Here's What's Wrong About This Viral Election Meme

The American healthcare system is a hot topic right now. Premiums for Affordable Care Act health insurance plans, also known as Obamacare, are going up in most states next year.  Also, as ATTN: reported earlier this week, a tweet of a hospital bill revealed the exceptionally complicated nature of healthcare costs in the U.S. 

People are fed up with the healthcare system, and the internet channeled that frustration in the usual way; someone made a meme. 

Meme about healthcare.

The meme, which was shared by the social activism page The Other 98%, has been shared more than 410,000 times in the past two days. It's meant to critique the amount of money the U.S. is spending on this election, in light of the fact the country still doesn't have a free, universal healthcare system. 

As of last week, Democratic presidential candidate Hillary Clinton had raised $1.3 billion for her campaign, according to The Washington Post. Republican presidential candidate Donald Trump had raised $795 million. Presumably that is the $2 billion the meme references. 

However, it's missing an important point: Money spent on political candidates' campaigns is an investment in supporting (or hampering) important issues, including healthcare.

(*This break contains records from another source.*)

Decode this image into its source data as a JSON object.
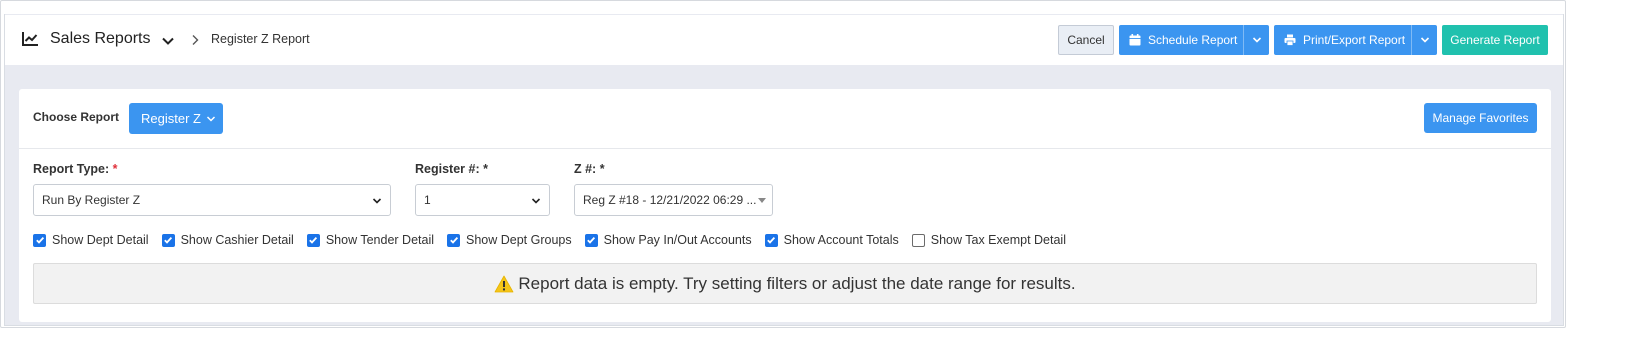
{
  "header": {
    "title": "Sales Reports",
    "breadcrumb": "Register Z Report",
    "cancel_label": "Cancel",
    "schedule_label": "Schedule Report",
    "print_label": "Print/Export Report",
    "generate_label": "Generate Report"
  },
  "card": {
    "choose_label": "Choose Report",
    "report_button_label": "Register Z",
    "favorites_label": "Manage Favorites"
  },
  "filters": {
    "report_type": {
      "label": "Report Type:",
      "required_mark": "*",
      "value": "Run By Register Z"
    },
    "register": {
      "label": "Register #:",
      "required_mark": "*",
      "value": "1"
    },
    "z_number": {
      "label": "Z #:",
      "required_mark": "*",
      "value": "Reg Z #18 - 12/21/2022 06:29 ..."
    }
  },
  "options": [
    {
      "label": "Show Dept Detail",
      "checked": true
    },
    {
      "label": "Show Cashier Detail",
      "checked": true
    },
    {
      "label": "Show Tender Detail",
      "checked": true
    },
    {
      "label": "Show Dept Groups",
      "checked": true
    },
    {
      "label": "Show Pay In/Out Accounts",
      "checked": true
    },
    {
      "label": "Show Account Totals",
      "checked": true
    },
    {
      "label": "Show Tax Exempt Detail",
      "checked": false
    }
  ],
  "message": "Report data is empty. Try setting filters or adjust the date range for results.",
  "colors": {
    "primary": "#3b95f0",
    "generate": "#20c1ae",
    "required": "#e0303a",
    "warning": "#f5c518",
    "checkbox": "#1a73e8"
  },
  "icons": [
    "chart-line-icon",
    "chevron-down-icon",
    "chevron-right-icon",
    "calendar-icon",
    "printer-icon",
    "warning-icon"
  ]
}
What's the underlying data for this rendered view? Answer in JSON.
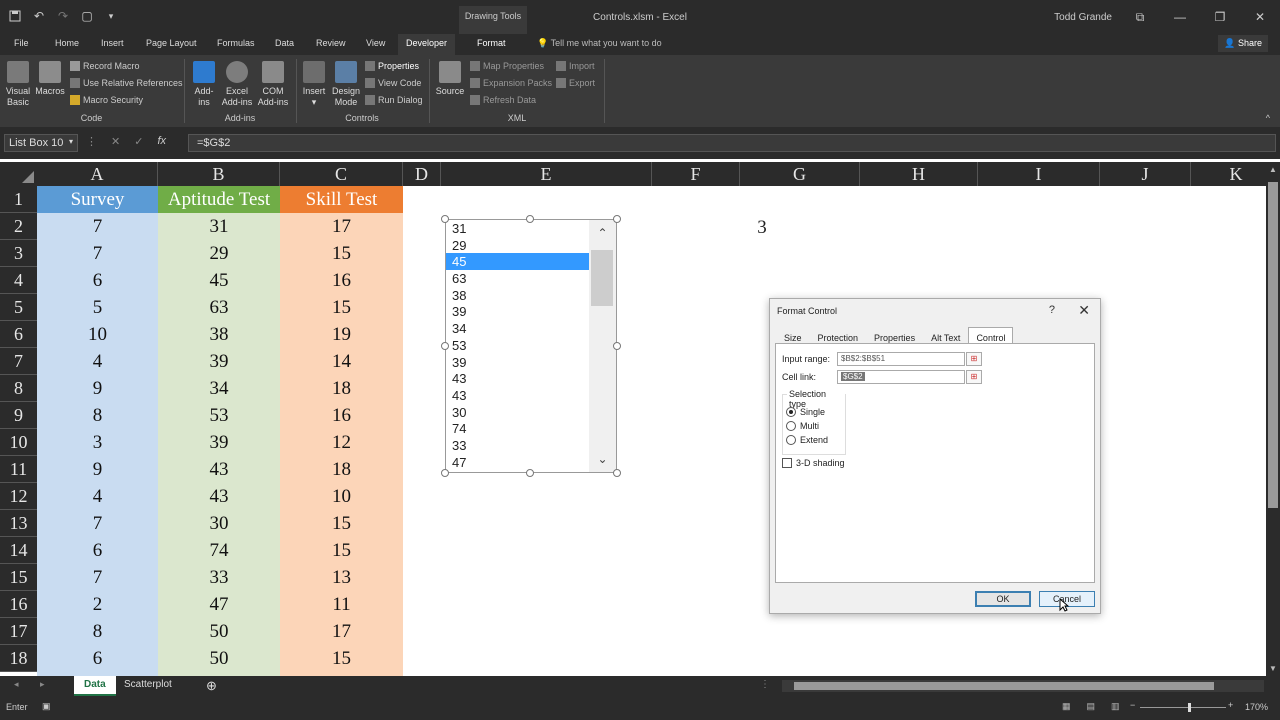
{
  "window": {
    "doc_title": "Controls.xlsm - Excel",
    "context_group": "Drawing Tools",
    "user": "Todd Grande"
  },
  "tabs": {
    "file": "File",
    "home": "Home",
    "insert": "Insert",
    "page_layout": "Page Layout",
    "formulas": "Formulas",
    "data": "Data",
    "review": "Review",
    "view": "View",
    "developer": "Developer",
    "format": "Format",
    "tell_me": "Tell me what you want to do",
    "share": "Share"
  },
  "ribbon": {
    "visual_basic": [
      "Visual",
      "Basic"
    ],
    "macros": "Macros",
    "record_macro": "Record Macro",
    "relative_refs": "Use Relative References",
    "macro_security": "Macro Security",
    "code_group": "Code",
    "addins": [
      "Add-",
      "ins"
    ],
    "excel_addins": [
      "Excel",
      "Add-ins"
    ],
    "com_addins": [
      "COM",
      "Add-ins"
    ],
    "addins_group": "Add-ins",
    "insert": "Insert",
    "design_mode": [
      "Design",
      "Mode"
    ],
    "properties": "Properties",
    "view_code": "View Code",
    "run_dialog": "Run Dialog",
    "controls_group": "Controls",
    "source": "Source",
    "map_properties": "Map Properties",
    "expansion_packs": "Expansion Packs",
    "refresh_data": "Refresh Data",
    "import": "Import",
    "export": "Export",
    "xml_group": "XML"
  },
  "formula_bar": {
    "name_box": "List Box 10",
    "formula": "=$G$2"
  },
  "columns": [
    "A",
    "B",
    "C",
    "D",
    "E",
    "F",
    "G",
    "H",
    "I",
    "J",
    "K"
  ],
  "rows": [
    "1",
    "2",
    "3",
    "4",
    "5",
    "6",
    "7",
    "8",
    "9",
    "10",
    "11",
    "12",
    "13",
    "14",
    "15",
    "16",
    "17",
    "18"
  ],
  "headers": [
    "Survey",
    "Aptitude Test",
    "Skill Test"
  ],
  "colors": {
    "survey_header": "#5b9bd5",
    "survey_fill": "#c9dcf1",
    "aptitude_header": "#70ad47",
    "aptitude_fill": "#dbe7ce",
    "skill_header": "#ed7d31",
    "skill_fill": "#fcd5b8"
  },
  "table": [
    [
      7,
      31,
      17
    ],
    [
      7,
      29,
      15
    ],
    [
      6,
      45,
      16
    ],
    [
      5,
      63,
      15
    ],
    [
      10,
      38,
      19
    ],
    [
      4,
      39,
      14
    ],
    [
      9,
      34,
      18
    ],
    [
      8,
      53,
      16
    ],
    [
      3,
      39,
      12
    ],
    [
      9,
      43,
      18
    ],
    [
      4,
      43,
      10
    ],
    [
      7,
      30,
      15
    ],
    [
      6,
      74,
      15
    ],
    [
      7,
      33,
      13
    ],
    [
      2,
      47,
      11
    ],
    [
      8,
      50,
      17
    ],
    [
      6,
      50,
      15
    ]
  ],
  "listbox": {
    "items": [
      "31",
      "29",
      "45",
      "63",
      "38",
      "39",
      "34",
      "53",
      "39",
      "43",
      "43",
      "30",
      "74",
      "33",
      "47"
    ],
    "selected_index": 2
  },
  "cell_g2": "3",
  "dialog": {
    "title": "Format Control",
    "help": "?",
    "tabs": [
      "Size",
      "Protection",
      "Properties",
      "Alt Text",
      "Control"
    ],
    "active_tab": "Control",
    "input_range_label": "Input range:",
    "input_range_value": "$B$2:$B$51",
    "cell_link_label": "Cell link:",
    "cell_link_value": "$G$2",
    "selection_type_label": "Selection type",
    "options": [
      "Single",
      "Multi",
      "Extend"
    ],
    "selected_option": "Single",
    "shading_label": "3-D shading",
    "ok": "OK",
    "cancel": "Cancel"
  },
  "sheets": [
    "Data",
    "Scatterplot"
  ],
  "active_sheet": "Data",
  "status": {
    "mode": "Enter",
    "zoom": "170%"
  }
}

First of all, there is no giant pool of money. No one is taking money from healthcare system and putting it into political campaigns. Those are many distinct pools of money.

Obamacare is paid for by a mix of taxes, federal money, and premiums set by private companies.

Campaign donations come from private individuals and organizations who want to support a candidate. Although there is no direct relationship between the amount of money spent on political campaigns and a candidate's success, it can influence support in an election. 

"So gold doesn’t always glitter in politics — but you better have some of it, and sometimes, sometimes, having the most can matter the most," Robert Shrum, a senior fellow at New York University’s Robert F. Wagner Graduate School of Public Service and a former campaign advisor, told the Freakonomics blog in 2012. 

Many wealthy people who invest in a presidential candidate's campaign do so because they are hoping to save money down the road. Maybe a business owner believes a contribution to an anti-Obamacare candidate might result in future savings because that candidate has promised to kill an employer mandate provision in the law. 

Lobbying is another investment that creates change.  

Corporations and organizations spend millions of dollars to lobby politicians. In a recent study on lobbying, researchers examined the return on investment companies get for their lobbying money. The companies studied reportedly earned 22,000 percent back on their original contribution. In other words, for every dollar they spent on lobbying efforts they got $220 back from things like tax breaks, according to NPR. 

So why is it that $2 billion can be spent on an election, but we still don't have universal healthcare? Simply put, some people would rather invest their money in killing a healthcare bill than on supporting it through taxes. 

RELATED: Hospital Bill Explains What's Wrong With Healthcare in the U.S.